Valeant could raise Cephalon bid if it sees books

TORONTO (Reuters) – Valeant Pharmaceuticals International Inc (VRX.TO: Quote, Profile, Research) said on Monday it might be willing to increase its $5.7 billion offer to buy Cephalon Inc (CEPH.O: Quote, Profile, Research) if the U.S. drugmaker opens its books to allow due diligence.

Valeant announced an unsolicited takeover bid for Cephalon on March 29 that valued the company at $73 a share. Cephalon’s shares have since traded above that level, suggesting investors expect a higher offer.

The shares were at $76.54 on Monday.

It was not the first time that Valeant has said it might sweeten its bid, underscoring the urgency of its wish to resolve issues quickly as takeover activity in the pharmaceuticals sector heats up.

“Valeant reaffirms its position that it would be willing to increase its offer price modestly if Cephalon’s board of directors would allow Valeant to conduct due diligence and the results of such due diligence support a higher offer,” Valeant said on Monday.

There are several other takeover deals bubbling in the sector. Among them, Endo Pharmaceuticals Holding Inc (ENDP.O: Quote, Profile, Research) struck a deal on Monday to buy American Medical Systems Holdings Inc (AMMD.O: Quote, Profile, Research), a medical devices maker, for about $2.6 billion in cash to strengthen its key urology franchise.

Cephalon rejected Valeant’s offer last week, saying it undervalues the company, its key assets and its prospects.

Valeant has filed with the U.S. Securities and Exchange Commission to replace Cephalon’s board.

“Given Cephalon’s rejection of Valeant’s offer and refusal to engage in discussions, completing a transaction may only be possible following the written consent solicitation with a new board of directors in place,” Valeant said in a statement.

In a separate statement, Cephalon said on Monday that board member Charles Sanders retired from his post on April 8, citing health reasons. The statement also said there was no disagreement between Sanders and the company that led to his decision.

Mississauga, Ontario-based Valeant says it is eager to get a deal done quickly, and it points to a likely steep drop in Cephalon’s earnings after 2012, when it loses patent protection for its top-selling sleep-disorder drug Provigil.

The pharmaceuticals industry faces a much-discussed “patent cliff” over the next few years as many of big-selling drugs lose exclusivity and revenues fall due to the rise of generic competition.

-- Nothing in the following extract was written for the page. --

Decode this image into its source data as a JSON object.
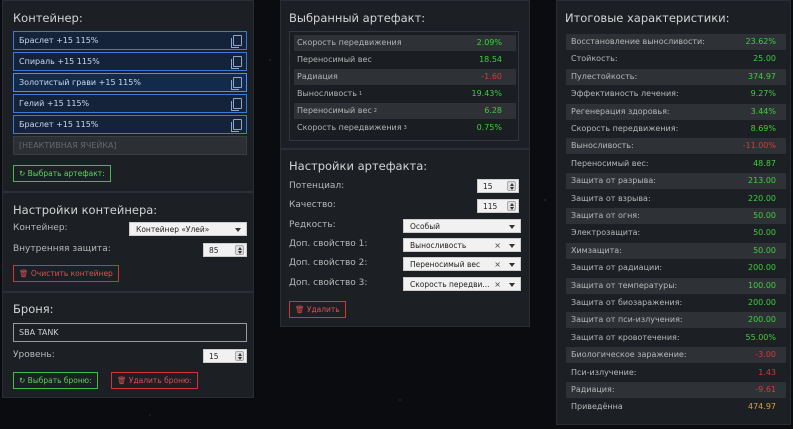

Many large drugmakers are seeking to fill those revenue gaps with deals for companies with promising experimental medicines or new biotechnology drugs that do not face immediate patent issues.

Valeant’s offer represented a 29 percent premium to Cephalon’s 30-day trading average when the bid was announced, roughly in line with industry precedents in recent years.

Some Cephalon shareholders say they are looking for a higher bid, closer to the $80 a share level.

($1=$0.96 Canadian)

(Reporting by Pav Jordan; editing by Janet Guttsman and Peter Galloway)

Valeant could raise Cephalon bid if it sees books